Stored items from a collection
= Beginning of Section =

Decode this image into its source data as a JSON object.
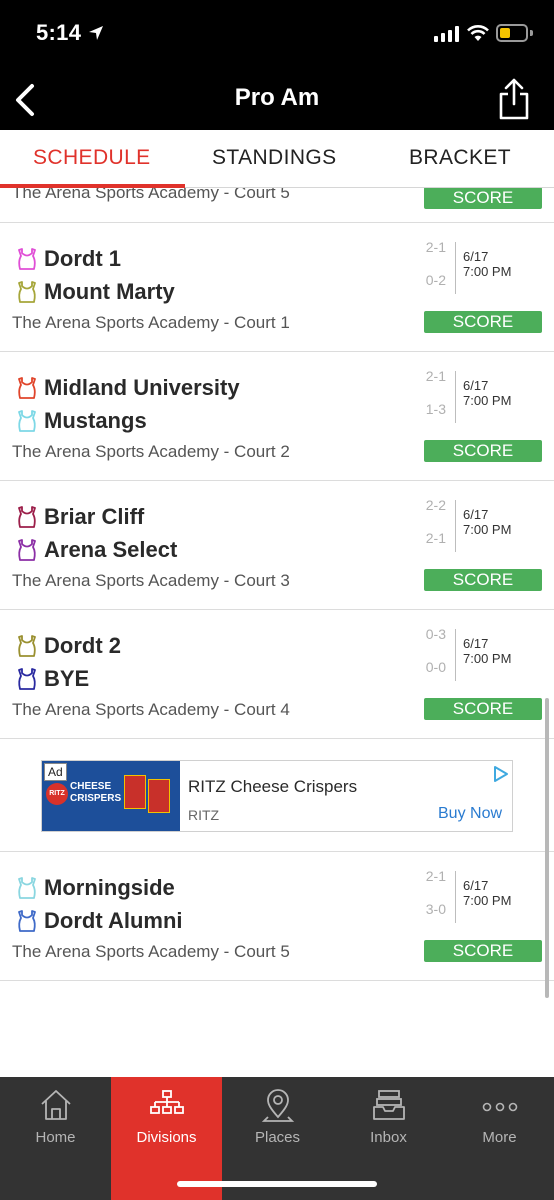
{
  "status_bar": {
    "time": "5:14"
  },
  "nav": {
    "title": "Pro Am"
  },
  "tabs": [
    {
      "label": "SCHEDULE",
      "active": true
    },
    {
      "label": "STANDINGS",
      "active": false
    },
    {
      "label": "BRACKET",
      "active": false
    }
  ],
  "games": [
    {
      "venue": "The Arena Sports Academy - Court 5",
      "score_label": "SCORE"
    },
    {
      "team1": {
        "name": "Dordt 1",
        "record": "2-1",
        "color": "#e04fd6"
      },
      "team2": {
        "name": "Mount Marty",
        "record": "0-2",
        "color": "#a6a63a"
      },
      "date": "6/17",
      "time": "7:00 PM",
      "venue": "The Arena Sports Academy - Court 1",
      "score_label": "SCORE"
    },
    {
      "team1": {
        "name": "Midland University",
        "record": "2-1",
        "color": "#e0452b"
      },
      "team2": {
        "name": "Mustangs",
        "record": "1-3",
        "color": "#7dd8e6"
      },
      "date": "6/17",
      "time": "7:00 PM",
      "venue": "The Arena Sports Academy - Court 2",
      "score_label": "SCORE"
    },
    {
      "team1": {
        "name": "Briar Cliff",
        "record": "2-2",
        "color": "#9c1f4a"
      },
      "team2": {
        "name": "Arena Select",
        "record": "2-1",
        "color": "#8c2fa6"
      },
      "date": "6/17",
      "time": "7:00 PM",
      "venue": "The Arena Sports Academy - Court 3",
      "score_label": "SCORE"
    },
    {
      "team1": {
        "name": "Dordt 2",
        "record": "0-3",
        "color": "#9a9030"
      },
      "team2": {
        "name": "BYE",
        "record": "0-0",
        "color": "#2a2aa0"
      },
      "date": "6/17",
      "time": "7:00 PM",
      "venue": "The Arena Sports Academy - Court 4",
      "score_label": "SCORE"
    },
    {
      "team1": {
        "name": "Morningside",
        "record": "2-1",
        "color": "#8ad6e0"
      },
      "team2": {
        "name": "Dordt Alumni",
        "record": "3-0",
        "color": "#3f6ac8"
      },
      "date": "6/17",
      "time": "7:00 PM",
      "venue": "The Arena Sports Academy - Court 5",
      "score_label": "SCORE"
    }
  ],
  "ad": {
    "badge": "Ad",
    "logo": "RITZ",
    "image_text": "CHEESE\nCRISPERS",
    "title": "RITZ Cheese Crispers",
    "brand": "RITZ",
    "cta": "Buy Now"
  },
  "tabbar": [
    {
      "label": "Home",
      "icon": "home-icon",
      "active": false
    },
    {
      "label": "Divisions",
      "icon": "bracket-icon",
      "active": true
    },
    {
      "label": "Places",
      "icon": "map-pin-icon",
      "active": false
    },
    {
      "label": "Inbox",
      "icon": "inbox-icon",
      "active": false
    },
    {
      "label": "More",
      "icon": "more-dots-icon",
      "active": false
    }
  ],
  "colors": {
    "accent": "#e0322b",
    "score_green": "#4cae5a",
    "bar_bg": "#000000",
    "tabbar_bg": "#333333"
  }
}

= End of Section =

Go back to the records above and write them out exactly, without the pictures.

▶ **Reply to the exercise**:
Decode this image into its source data as a JSON object.
{
  "status_bar": {
    "time": "5:14"
  },
  "nav": {
    "title": "Pro Am"
  },
  "tabs": [
    {
      "label": "SCHEDULE",
      "active": true
    },
    {
      "label": "STANDINGS",
      "active": false
    },
    {
      "label": "BRACKET",
      "active": false
    }
  ],
  "games": [
    {
      "venue": "The Arena Sports Academy - Court 5",
      "score_label": "SCORE"
    },
    {
      "team1": {
        "name": "Dordt 1",
        "record": "2-1",
        "color": "#e04fd6"
      },
      "team2": {
        "name": "Mount Marty",
        "record": "0-2",
        "color": "#a6a63a"
      },
      "date": "6/17",
      "time": "7:00 PM",
      "venue": "The Arena Sports Academy - Court 1",
      "score_label": "SCORE"
    },
    {
      "team1": {
        "name": "Midland University",
        "record": "2-1",
        "color": "#e0452b"
      },
      "team2": {
        "name": "Mustangs",
        "record": "1-3",
        "color": "#7dd8e6"
      },
      "date": "6/17",
      "time": "7:00 PM",
      "venue": "The Arena Sports Academy - Court 2",
      "score_label": "SCORE"
    },
    {
      "team1": {
        "name": "Briar Cliff",
        "record": "2-2",
        "color": "#9c1f4a"
      },
      "team2": {
        "name": "Arena Select",
        "record": "2-1",
        "color": "#8c2fa6"
      },
      "date": "6/17",
      "time": "7:00 PM",
      "venue": "The Arena Sports Academy - Court 3",
      "score_label": "SCORE"
    },
    {
      "team1": {
        "name": "Dordt 2",
        "record": "0-3",
        "color": "#9a9030"
      },
      "team2": {
        "name": "BYE",
        "record": "0-0",
        "color": "#2a2aa0"
      },
      "date": "6/17",
      "time": "7:00 PM",
      "venue": "The Arena Sports Academy - Court 4",
      "score_label": "SCORE"
    },
    {
      "team1": {
        "name": "Morningside",
        "record": "2-1",
        "color": "#8ad6e0"
      },
      "team2": {
        "name": "Dordt Alumni",
        "record": "3-0",
        "color": "#3f6ac8"
      },
      "date": "6/17",
      "time": "7:00 PM",
      "venue": "The Arena Sports Academy - Court 5",
      "score_label": "SCORE"
    }
  ],
  "ad": {
    "badge": "Ad",
    "logo": "RITZ",
    "image_text": "CHEESE\nCRISPERS",
    "title": "RITZ Cheese Crispers",
    "brand": "RITZ",
    "cta": "Buy Now"
  },
  "tabbar": [
    {
      "label": "Home",
      "icon": "home-icon",
      "active": false
    },
    {
      "label": "Divisions",
      "icon": "bracket-icon",
      "active": true
    },
    {
      "label": "Places",
      "icon": "map-pin-icon",
      "active": false
    },
    {
      "label": "Inbox",
      "icon": "inbox-icon",
      "active": false
    },
    {
      "label": "More",
      "icon": "more-dots-icon",
      "active": false
    }
  ],
  "colors": {
    "accent": "#e0322b",
    "score_green": "#4cae5a",
    "bar_bg": "#000000",
    "tabbar_bg": "#333333"
  }
}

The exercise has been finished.